→ **Work to be completed**: Type out every line below exactly as it reads.

→ **Extracted records**:
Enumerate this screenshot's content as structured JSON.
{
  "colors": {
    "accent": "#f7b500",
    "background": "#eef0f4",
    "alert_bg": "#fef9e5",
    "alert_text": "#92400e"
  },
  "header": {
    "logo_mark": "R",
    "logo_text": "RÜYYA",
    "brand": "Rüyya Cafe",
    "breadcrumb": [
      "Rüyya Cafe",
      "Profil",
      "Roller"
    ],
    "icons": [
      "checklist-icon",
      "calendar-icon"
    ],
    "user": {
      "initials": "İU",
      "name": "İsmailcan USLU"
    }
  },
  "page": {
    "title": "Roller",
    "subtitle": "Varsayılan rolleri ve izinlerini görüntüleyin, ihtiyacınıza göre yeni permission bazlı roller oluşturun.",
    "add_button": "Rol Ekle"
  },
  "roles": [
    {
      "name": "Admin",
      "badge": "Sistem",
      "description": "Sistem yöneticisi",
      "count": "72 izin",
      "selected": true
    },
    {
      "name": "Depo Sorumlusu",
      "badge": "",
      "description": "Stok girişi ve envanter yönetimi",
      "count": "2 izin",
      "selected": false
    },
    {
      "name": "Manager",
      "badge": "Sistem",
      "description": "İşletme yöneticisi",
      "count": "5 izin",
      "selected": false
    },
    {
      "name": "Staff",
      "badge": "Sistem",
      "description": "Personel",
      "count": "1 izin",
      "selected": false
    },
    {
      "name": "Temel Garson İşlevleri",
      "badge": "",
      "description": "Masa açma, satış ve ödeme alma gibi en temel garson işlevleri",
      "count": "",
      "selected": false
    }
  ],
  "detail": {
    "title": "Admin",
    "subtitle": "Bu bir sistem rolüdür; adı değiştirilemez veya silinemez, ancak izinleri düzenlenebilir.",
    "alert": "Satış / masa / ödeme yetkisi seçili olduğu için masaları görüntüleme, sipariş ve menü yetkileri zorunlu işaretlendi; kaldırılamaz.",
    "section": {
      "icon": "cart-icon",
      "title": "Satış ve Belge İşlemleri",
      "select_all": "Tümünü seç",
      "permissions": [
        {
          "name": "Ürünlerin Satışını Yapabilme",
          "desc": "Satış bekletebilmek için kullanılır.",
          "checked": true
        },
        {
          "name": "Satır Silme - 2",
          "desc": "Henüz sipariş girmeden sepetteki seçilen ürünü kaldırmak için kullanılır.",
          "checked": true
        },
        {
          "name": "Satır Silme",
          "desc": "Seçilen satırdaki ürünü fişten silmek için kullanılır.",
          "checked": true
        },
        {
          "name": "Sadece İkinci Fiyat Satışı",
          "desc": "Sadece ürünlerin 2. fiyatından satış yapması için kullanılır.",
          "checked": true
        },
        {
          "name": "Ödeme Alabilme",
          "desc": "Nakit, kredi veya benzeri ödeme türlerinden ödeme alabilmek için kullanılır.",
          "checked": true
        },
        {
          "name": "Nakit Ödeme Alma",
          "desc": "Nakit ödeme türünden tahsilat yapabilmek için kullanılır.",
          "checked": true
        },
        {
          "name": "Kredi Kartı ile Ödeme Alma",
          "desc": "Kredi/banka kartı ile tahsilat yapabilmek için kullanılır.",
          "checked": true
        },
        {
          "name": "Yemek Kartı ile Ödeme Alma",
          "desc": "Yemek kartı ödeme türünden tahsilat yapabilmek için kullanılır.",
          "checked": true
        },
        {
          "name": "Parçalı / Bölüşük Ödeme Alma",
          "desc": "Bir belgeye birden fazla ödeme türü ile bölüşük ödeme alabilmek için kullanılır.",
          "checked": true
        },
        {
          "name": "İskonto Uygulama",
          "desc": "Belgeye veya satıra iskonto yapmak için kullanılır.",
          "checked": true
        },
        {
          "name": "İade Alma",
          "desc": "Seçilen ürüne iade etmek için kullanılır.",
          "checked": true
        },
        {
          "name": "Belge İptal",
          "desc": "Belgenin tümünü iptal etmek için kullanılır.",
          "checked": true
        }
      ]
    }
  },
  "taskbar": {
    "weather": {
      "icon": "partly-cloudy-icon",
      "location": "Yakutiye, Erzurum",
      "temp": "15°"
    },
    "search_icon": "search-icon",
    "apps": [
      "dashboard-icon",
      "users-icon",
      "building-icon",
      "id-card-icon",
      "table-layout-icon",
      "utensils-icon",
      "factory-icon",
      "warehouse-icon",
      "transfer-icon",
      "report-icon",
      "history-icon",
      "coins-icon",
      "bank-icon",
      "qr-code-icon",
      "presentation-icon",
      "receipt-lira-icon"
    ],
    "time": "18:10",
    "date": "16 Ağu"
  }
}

→ **Task output**:
Enumerate this screenshot's content as structured JSON.
{
  "colors": {
    "accent": "#f7b500",
    "background": "#eef0f4",
    "alert_bg": "#fef9e5",
    "alert_text": "#92400e"
  },
  "header": {
    "logo_mark": "R",
    "logo_text": "RÜYYA",
    "brand": "Rüyya Cafe",
    "breadcrumb": [
      "Rüyya Cafe",
      "Profil",
      "Roller"
    ],
    "icons": [
      "checklist-icon",
      "calendar-icon"
    ],
    "user": {
      "initials": "İU",
      "name": "İsmailcan USLU"
    }
  },
  "page": {
    "title": "Roller",
    "subtitle": "Varsayılan rolleri ve izinlerini görüntüleyin, ihtiyacınıza göre yeni permission bazlı roller oluşturun.",
    "add_button": "Rol Ekle"
  },
  "roles": [
    {
      "name": "Admin",
      "badge": "Sistem",
      "description": "Sistem yöneticisi",
      "count": "72 izin",
      "selected": true
    },
    {
      "name": "Depo Sorumlusu",
      "badge": "",
      "description": "Stok girişi ve envanter yönetimi",
      "count": "2 izin",
      "selected": false
    },
    {
      "name": "Manager",
      "badge": "Sistem",
      "description": "İşletme yöneticisi",
      "count": "5 izin",
      "selected": false
    },
    {
      "name": "Staff",
      "badge": "Sistem",
      "description": "Personel",
      "count": "1 izin",
      "selected": false
    },
    {
      "name": "Temel Garson İşlevleri",
      "badge": "",
      "description": "Masa açma, satış ve ödeme alma gibi en temel garson işlevleri",
      "count": "",
      "selected": false
    }
  ],
  "detail": {
    "title": "Admin",
    "subtitle": "Bu bir sistem rolüdür; adı değiştirilemez veya silinemez, ancak izinleri düzenlenebilir.",
    "alert": "Satış / masa / ödeme yetkisi seçili olduğu için masaları görüntüleme, sipariş ve menü yetkileri zorunlu işaretlendi; kaldırılamaz.",
    "section": {
      "icon": "cart-icon",
      "title": "Satış ve Belge İşlemleri",
      "select_all": "Tümünü seç",
      "permissions": [
        {
          "name": "Ürünlerin Satışını Yapabilme",
          "desc": "Satış bekletebilmek için kullanılır.",
          "checked": true
        },
        {
          "name": "Satır Silme - 2",
          "desc": "Henüz sipariş girmeden sepetteki seçilen ürünü kaldırmak için kullanılır.",
          "checked": true
        },
        {
          "name": "Satır Silme",
          "desc": "Seçilen satırdaki ürünü fişten silmek için kullanılır.",
          "checked": true
        },
        {
          "name": "Sadece İkinci Fiyat Satışı",
          "desc": "Sadece ürünlerin 2. fiyatından satış yapması için kullanılır.",
          "checked": true
        },
        {
          "name": "Ödeme Alabilme",
          "desc": "Nakit, kredi veya benzeri ödeme türlerinden ödeme alabilmek için kullanılır.",
          "checked": true
        },
        {
          "name": "Nakit Ödeme Alma",
          "desc": "Nakit ödeme türünden tahsilat yapabilmek için kullanılır.",
          "checked": true
        },
        {
          "name": "Kredi Kartı ile Ödeme Alma",
          "desc": "Kredi/banka kartı ile tahsilat yapabilmek için kullanılır.",
          "checked": true
        },
        {
          "name": "Yemek Kartı ile Ödeme Alma",
          "desc": "Yemek kartı ödeme türünden tahsilat yapabilmek için kullanılır.",
          "checked": true
        },
        {
          "name": "Parçalı / Bölüşük Ödeme Alma",
          "desc": "Bir belgeye birden fazla ödeme türü ile bölüşük ödeme alabilmek için kullanılır.",
          "checked": true
        },
        {
          "name": "İskonto Uygulama",
          "desc": "Belgeye veya satıra iskonto yapmak için kullanılır.",
          "checked": true
        },
        {
          "name": "İade Alma",
          "desc": "Seçilen ürüne iade etmek için kullanılır.",
          "checked": true
        },
        {
          "name": "Belge İptal",
          "desc": "Belgenin tümünü iptal etmek için kullanılır.",
          "checked": true
        }
      ]
    }
  },
  "taskbar": {
    "weather": {
      "icon": "partly-cloudy-icon",
      "location": "Yakutiye, Erzurum",
      "temp": "15°"
    },
    "search_icon": "search-icon",
    "apps": [
      "dashboard-icon",
      "users-icon",
      "building-icon",
      "id-card-icon",
      "table-layout-icon",
      "utensils-icon",
      "factory-icon",
      "warehouse-icon",
      "transfer-icon",
      "report-icon",
      "history-icon",
      "coins-icon",
      "bank-icon",
      "qr-code-icon",
      "presentation-icon",
      "receipt-lira-icon"
    ],
    "time": "18:10",
    "date": "16 Ağu"
  }
}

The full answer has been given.